Entries from a dataset of interfaces
_ _ _ _ _ _ _

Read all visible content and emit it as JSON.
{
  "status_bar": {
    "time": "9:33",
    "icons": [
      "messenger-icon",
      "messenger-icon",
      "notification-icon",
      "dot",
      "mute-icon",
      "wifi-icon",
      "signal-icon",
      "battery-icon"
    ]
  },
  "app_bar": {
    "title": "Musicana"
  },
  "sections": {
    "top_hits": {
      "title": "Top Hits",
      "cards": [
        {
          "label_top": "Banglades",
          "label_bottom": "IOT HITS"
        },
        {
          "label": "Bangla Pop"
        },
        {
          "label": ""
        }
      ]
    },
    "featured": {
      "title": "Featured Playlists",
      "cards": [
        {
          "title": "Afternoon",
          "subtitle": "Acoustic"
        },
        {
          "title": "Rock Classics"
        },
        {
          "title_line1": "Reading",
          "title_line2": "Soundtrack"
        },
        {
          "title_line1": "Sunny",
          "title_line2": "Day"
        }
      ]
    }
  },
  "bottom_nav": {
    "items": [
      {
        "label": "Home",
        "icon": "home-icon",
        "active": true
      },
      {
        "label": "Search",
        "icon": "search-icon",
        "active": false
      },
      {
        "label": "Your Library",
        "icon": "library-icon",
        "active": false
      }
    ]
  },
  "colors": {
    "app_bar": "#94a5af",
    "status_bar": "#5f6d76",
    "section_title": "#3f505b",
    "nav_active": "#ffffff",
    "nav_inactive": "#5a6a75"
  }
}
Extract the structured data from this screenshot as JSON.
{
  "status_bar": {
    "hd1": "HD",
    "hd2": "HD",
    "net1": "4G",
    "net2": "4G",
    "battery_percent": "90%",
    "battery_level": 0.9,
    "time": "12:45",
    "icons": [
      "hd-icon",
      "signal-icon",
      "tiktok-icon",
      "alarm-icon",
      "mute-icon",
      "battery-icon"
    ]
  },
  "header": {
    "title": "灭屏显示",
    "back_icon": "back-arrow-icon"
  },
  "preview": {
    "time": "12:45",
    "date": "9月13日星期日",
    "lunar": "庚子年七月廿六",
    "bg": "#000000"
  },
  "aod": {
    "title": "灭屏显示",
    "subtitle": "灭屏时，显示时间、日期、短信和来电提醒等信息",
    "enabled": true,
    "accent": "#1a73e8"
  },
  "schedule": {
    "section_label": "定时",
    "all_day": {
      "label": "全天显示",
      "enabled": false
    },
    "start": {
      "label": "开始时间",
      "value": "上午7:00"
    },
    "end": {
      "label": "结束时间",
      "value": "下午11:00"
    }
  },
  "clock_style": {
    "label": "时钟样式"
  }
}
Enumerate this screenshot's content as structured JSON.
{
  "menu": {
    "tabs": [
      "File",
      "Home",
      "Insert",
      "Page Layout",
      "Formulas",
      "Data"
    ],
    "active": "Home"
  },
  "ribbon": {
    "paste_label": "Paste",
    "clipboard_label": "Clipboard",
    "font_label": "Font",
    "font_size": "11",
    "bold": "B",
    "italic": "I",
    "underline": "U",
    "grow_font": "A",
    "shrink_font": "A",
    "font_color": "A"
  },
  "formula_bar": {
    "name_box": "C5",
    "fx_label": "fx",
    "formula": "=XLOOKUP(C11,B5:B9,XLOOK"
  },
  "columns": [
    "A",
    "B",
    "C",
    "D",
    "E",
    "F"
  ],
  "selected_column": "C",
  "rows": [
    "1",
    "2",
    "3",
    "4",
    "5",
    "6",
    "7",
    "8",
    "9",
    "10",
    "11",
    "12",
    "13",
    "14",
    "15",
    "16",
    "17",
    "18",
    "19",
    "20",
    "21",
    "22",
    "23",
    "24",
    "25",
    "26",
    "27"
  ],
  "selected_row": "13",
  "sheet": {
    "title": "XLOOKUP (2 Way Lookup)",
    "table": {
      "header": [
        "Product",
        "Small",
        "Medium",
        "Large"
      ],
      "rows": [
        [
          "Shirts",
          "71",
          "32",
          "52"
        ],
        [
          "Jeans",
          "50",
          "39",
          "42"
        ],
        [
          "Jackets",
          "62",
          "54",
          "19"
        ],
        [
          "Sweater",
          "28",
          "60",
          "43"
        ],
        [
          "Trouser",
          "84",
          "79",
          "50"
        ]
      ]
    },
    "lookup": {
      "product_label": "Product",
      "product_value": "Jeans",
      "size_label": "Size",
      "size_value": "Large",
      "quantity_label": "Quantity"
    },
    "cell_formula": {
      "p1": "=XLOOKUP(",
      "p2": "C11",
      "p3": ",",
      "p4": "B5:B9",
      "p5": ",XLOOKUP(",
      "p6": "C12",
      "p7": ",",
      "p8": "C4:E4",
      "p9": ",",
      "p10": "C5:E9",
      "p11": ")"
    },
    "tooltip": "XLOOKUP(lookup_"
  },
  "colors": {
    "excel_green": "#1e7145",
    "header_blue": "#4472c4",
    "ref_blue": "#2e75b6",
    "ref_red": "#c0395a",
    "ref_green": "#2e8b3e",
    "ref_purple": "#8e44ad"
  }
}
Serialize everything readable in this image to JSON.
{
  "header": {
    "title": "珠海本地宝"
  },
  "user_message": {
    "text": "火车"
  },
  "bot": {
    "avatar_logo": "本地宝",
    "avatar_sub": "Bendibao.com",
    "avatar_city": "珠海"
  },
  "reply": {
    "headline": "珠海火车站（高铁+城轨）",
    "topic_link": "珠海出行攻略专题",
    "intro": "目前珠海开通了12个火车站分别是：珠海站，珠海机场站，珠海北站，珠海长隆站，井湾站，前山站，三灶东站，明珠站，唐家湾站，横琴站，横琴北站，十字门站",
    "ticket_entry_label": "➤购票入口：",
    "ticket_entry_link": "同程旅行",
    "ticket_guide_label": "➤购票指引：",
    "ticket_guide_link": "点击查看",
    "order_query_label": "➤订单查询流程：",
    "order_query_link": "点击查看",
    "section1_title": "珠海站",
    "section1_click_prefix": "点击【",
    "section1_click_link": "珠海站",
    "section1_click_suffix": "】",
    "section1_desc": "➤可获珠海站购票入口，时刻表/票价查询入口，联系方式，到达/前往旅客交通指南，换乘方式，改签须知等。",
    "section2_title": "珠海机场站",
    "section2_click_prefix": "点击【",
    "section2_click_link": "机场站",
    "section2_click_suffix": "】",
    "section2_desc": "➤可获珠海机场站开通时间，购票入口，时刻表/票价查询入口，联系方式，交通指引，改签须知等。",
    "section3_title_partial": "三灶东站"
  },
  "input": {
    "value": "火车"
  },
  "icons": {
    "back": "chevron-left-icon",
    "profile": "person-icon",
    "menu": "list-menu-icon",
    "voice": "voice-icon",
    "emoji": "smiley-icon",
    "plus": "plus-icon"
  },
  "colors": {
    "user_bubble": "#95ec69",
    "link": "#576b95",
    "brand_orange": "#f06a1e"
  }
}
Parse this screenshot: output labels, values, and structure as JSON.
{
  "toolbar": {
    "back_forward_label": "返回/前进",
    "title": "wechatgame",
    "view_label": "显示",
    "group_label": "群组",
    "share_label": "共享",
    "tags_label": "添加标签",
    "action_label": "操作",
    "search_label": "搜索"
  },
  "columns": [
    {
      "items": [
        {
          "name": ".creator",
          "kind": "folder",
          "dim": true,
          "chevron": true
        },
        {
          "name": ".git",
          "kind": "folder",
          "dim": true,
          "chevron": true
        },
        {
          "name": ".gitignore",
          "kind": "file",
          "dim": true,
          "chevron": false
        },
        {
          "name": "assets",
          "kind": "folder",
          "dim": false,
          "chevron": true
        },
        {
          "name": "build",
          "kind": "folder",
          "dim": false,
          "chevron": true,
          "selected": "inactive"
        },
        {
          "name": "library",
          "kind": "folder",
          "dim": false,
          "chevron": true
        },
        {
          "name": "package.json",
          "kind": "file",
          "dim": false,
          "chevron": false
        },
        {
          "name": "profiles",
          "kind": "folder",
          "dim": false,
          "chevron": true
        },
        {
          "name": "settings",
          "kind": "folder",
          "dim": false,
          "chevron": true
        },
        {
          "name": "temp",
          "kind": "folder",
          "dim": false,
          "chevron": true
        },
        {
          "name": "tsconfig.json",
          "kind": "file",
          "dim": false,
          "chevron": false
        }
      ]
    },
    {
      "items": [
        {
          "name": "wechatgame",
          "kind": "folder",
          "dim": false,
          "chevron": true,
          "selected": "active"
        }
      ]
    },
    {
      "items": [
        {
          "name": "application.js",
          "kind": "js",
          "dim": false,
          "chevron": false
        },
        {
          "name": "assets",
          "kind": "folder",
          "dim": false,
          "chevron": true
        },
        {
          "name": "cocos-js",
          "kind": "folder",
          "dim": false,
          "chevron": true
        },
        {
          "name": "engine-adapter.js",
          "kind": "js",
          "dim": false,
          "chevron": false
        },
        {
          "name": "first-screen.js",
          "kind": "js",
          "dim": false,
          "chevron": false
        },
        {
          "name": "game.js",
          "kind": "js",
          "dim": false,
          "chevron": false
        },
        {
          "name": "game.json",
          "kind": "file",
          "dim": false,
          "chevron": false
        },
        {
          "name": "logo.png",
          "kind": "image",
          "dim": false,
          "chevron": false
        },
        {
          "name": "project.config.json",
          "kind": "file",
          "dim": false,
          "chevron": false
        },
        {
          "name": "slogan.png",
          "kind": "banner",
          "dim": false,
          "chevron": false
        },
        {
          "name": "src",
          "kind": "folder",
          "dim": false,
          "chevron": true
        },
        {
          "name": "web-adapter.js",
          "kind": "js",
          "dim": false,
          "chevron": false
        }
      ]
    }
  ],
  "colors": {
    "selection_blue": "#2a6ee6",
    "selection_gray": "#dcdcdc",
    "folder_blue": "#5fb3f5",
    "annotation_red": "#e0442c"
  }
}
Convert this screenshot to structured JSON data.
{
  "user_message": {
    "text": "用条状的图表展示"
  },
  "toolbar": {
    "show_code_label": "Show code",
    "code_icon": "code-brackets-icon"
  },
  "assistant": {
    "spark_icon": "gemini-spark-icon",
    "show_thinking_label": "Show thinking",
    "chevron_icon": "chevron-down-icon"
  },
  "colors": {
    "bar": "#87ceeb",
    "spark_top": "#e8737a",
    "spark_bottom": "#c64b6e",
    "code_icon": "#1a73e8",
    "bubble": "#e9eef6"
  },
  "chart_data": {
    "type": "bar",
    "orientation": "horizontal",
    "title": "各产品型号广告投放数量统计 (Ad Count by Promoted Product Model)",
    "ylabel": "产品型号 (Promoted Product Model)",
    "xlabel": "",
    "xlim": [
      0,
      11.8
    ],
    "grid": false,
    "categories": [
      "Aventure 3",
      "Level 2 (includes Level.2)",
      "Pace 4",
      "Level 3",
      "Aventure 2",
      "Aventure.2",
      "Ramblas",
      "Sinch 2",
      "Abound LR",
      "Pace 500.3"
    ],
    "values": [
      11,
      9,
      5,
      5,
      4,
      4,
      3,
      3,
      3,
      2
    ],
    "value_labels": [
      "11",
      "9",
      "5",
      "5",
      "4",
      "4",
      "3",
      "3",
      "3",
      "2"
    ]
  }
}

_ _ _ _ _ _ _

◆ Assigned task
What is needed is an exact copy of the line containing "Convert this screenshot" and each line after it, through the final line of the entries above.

◆ Solved exercise
Convert this screenshot to structured JSON data.
{
  "user_message": {
    "text": "用条状的图表展示"
  },
  "toolbar": {
    "show_code_label": "Show code",
    "code_icon": "code-brackets-icon"
  },
  "assistant": {
    "spark_icon": "gemini-spark-icon",
    "show_thinking_label": "Show thinking",
    "chevron_icon": "chevron-down-icon"
  },
  "colors": {
    "bar": "#87ceeb",
    "spark_top": "#e8737a",
    "spark_bottom": "#c64b6e",
    "code_icon": "#1a73e8",
    "bubble": "#e9eef6"
  },
  "chart_data": {
    "type": "bar",
    "orientation": "horizontal",
    "title": "各产品型号广告投放数量统计 (Ad Count by Promoted Product Model)",
    "ylabel": "产品型号 (Promoted Product Model)",
    "xlabel": "",
    "xlim": [
      0,
      11.8
    ],
    "grid": false,
    "categories": [
      "Aventure 3",
      "Level 2 (includes Level.2)",
      "Pace 4",
      "Level 3",
      "Aventure 2",
      "Aventure.2",
      "Ramblas",
      "Sinch 2",
      "Abound LR",
      "Pace 500.3"
    ],
    "values": [
      11,
      9,
      5,
      5,
      4,
      4,
      3,
      3,
      3,
      2
    ],
    "value_labels": [
      "11",
      "9",
      "5",
      "5",
      "4",
      "4",
      "3",
      "3",
      "3",
      "2"
    ]
  }
}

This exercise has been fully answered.